Mini Cooper Car Manufacturers

August 10, 2013

Mini Cooper Car Manufacturers

Mini Cooper is the product of a decidedly non-British company. In this case, the company is BMW, which developed the car as a joint project with England's Rover Group, which it owned from 1994 to 2000. Introduced in 2001 as a 2002 model, the new Mini Cooper borrowed the original's nameplate, distinctive appearance, and--most importantly--its sporting spirit. Although the need to conform to contemporary safety standards, and to include modern amenities, have made the Mini considerably larger and heavier than the pocket-sized original, it is still one of the smallest four-passenger cars on the market. It is also still built in England.

The original Mini was a line of iconic British small cars manufactured by the British Motor Corporation from 1959 until 2000. Its models included the Morris Mini-Minor and the Austin Seven, the Countryman, Moke, 1275GT and Clubman. Performance versions of these models used the name Cooper, due to a partnership with racing legend John Cooper. The original two-door Mini continued in production until 2000. Development of a successor began in 1995 and the new generation car was launched in 2001. The current Mini range includes the Hardtop/Hatch/Convertible (three-door hatchback), Clubman (estate), Countryman (five-door crossover), Coupe/Roadster and Paceman (three-door crossover based on the Countryman).

Like untold millions of other small cars produced over the last half century, today's Mini Cooper derives its configuration from the original English Mini, as introduced in 1959 and produced through 2000. Like its nominal predecessor, the current Mini is a subcompact two-door whose corner-mounted wheels (for minimal body overhang) and transverse-mounted engine allow for a considerably roomier passenger compartment than might be expected in a car so small.

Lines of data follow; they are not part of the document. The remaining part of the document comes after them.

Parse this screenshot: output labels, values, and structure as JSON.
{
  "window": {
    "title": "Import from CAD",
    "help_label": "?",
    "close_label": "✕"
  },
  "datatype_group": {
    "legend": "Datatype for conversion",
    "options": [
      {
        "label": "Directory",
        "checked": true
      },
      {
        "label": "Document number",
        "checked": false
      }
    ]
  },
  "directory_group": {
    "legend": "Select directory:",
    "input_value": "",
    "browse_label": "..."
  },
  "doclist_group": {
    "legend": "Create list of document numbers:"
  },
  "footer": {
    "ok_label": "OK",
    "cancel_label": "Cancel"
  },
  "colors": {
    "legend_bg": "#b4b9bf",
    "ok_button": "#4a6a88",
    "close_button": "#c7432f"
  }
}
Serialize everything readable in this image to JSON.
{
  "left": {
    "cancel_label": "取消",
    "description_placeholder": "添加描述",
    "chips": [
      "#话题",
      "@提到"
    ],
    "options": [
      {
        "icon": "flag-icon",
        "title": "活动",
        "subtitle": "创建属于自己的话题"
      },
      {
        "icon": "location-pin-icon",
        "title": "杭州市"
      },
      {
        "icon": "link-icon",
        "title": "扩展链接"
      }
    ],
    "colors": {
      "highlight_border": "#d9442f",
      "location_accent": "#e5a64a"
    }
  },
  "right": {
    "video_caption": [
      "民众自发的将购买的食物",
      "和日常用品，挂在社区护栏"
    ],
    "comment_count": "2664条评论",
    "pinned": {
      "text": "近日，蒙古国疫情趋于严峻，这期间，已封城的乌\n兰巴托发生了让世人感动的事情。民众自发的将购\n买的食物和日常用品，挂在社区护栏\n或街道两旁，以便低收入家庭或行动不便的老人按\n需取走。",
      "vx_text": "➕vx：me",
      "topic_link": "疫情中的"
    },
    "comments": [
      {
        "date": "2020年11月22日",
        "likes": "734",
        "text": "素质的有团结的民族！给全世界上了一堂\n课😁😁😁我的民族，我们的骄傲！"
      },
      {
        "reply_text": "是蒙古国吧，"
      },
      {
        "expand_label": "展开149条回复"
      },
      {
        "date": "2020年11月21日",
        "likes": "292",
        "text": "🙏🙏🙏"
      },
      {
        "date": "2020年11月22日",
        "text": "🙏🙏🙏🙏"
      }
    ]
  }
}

The first-generation Mini (Mk. I) was produced in hard top form through 2006. In 2005 a convertible was added to the line. Changing safety requirements prompted the development of a considerably revised second-generation Mini (Mk. II), which was introduced for the 2007 model year. While a casual observer might not notice any difference at all, the Mk II has all-new body panels. The same year saw the introduction of the Clubman. With 9.5 inches of extra length, the Clubman has more room in the back seat and luggage compartment, and a pair of rear-hinged mini doors to ease rear passenger access. The Mini convertible continued to be based on the Mk. I platform through the 2008 model year. A Mk. II convertible was introduced as a 2009 model.

The Mini is sold throughout the world, with a variety of engines intended to meet the needs of the local markets. Those engines were initially designed and/or produced by other companies. The gasoline versions were designed by Chrysler and built in Brazil, while the diesel engine was purchased from Toyota. The Mk. II's engines were developed in a joint venture with PSA Peugeot Citroen, and are built in England.

Even the most sporting Mini--the Cooper S--delivers respectable mileage, at 34 MPG on the highway, while the less powerful models are even more frugal. Beyond that, Mini is expecting to deliver 500 examples of he all-electric zero-emissions Mini E for a proof-of-concept field trial in 2009.